Saturday, April 21, 2018

Talking Tribeca: Kaiser: The Greatest Footballer Never to Play Football

I’ve had the pleasure this year of screening a number of selections from this year’s Tribeca Film Festival, which takes place April 18th-29th.

Kaiser: The Greatest Footballer Never to Play Football
Directed by Louis Myles

Sports stars earn an eternal place in celebrity history due to an excitement that watching a live game can provide which other things in life simply cannot. While this reviewer can hardly be considered a sports aficionado, the appeal is clear, and the prevalence of fantasy leagues where participants hedge their bets on their favorite players to go far illustrates just how iconic they can be. Most who earn worldwide acclaim do so because of their demonstrated skill on the field or court, but there are those rare few who are known specifically for the opposite.

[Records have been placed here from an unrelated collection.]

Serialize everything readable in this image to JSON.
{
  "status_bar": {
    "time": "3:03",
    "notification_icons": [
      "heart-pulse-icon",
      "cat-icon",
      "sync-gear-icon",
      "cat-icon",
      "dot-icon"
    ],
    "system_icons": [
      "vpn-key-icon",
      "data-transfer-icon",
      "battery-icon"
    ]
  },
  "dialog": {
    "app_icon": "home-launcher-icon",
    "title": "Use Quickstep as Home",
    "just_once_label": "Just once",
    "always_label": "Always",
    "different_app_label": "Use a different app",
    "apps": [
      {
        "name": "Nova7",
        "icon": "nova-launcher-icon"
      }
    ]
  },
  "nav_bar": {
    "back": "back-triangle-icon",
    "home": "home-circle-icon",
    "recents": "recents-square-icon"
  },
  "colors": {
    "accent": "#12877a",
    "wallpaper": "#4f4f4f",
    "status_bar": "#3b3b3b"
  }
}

Carlos Henrique Raposo, better known as Kaiser, is an incredible figure in the history of sports. The Brazilian soccer star was known for playing on nearly every team he could around the globe, save for one thing: he never actually played. His penchant for faking injuries and telling tale tales illustrates the degree to which Kaiser established a larger-than-life career full of infinite affiliations and accomplishments, none of which involved scoring a goal. Reflecting back upon years of fabrication, Kaiser opens up to the camera about his very critical role in creating a fiction hard to distinguish from the bits of truth embedded within it.

This documentary boasts high production values in its interview sequences and dramatic recreations of moments from Kaiser’s past, either alleged only by him or corroborated by others, which contrast effectively with grainier archive footage of Kaiser’s famous moments on – and mostly absent from – the field. The film’s visual style is energizing and appealing, framing its interview subjects and facts about them as colorfully and creatively. Best of all, those who have the opportunity to share their recollections with the camera are most often amused by the way in which Kaiser’s ridiculous trajectory continues to astound them.

Not everything that comes up during this movie is played for laughs, which helps to give it a certain dramatic potency. Kaiser himself pushed for this story to be told, yet it’s clear at several points throughout the film that he’s hurt by the way in which people perceive him and doesn’t always appreciate being the butt of a joke that he started telling. His passing physical similarity to Tommy Wiseau is appropriate given the way that their fame is based on not exceling at their chosen fields and serving as a source of unintentional entertainment as a result. This documentary does a great job of examining, with wide-eyed wonder, everything that makes up the unique achievements of the greatest footballer never to play football.


No comments: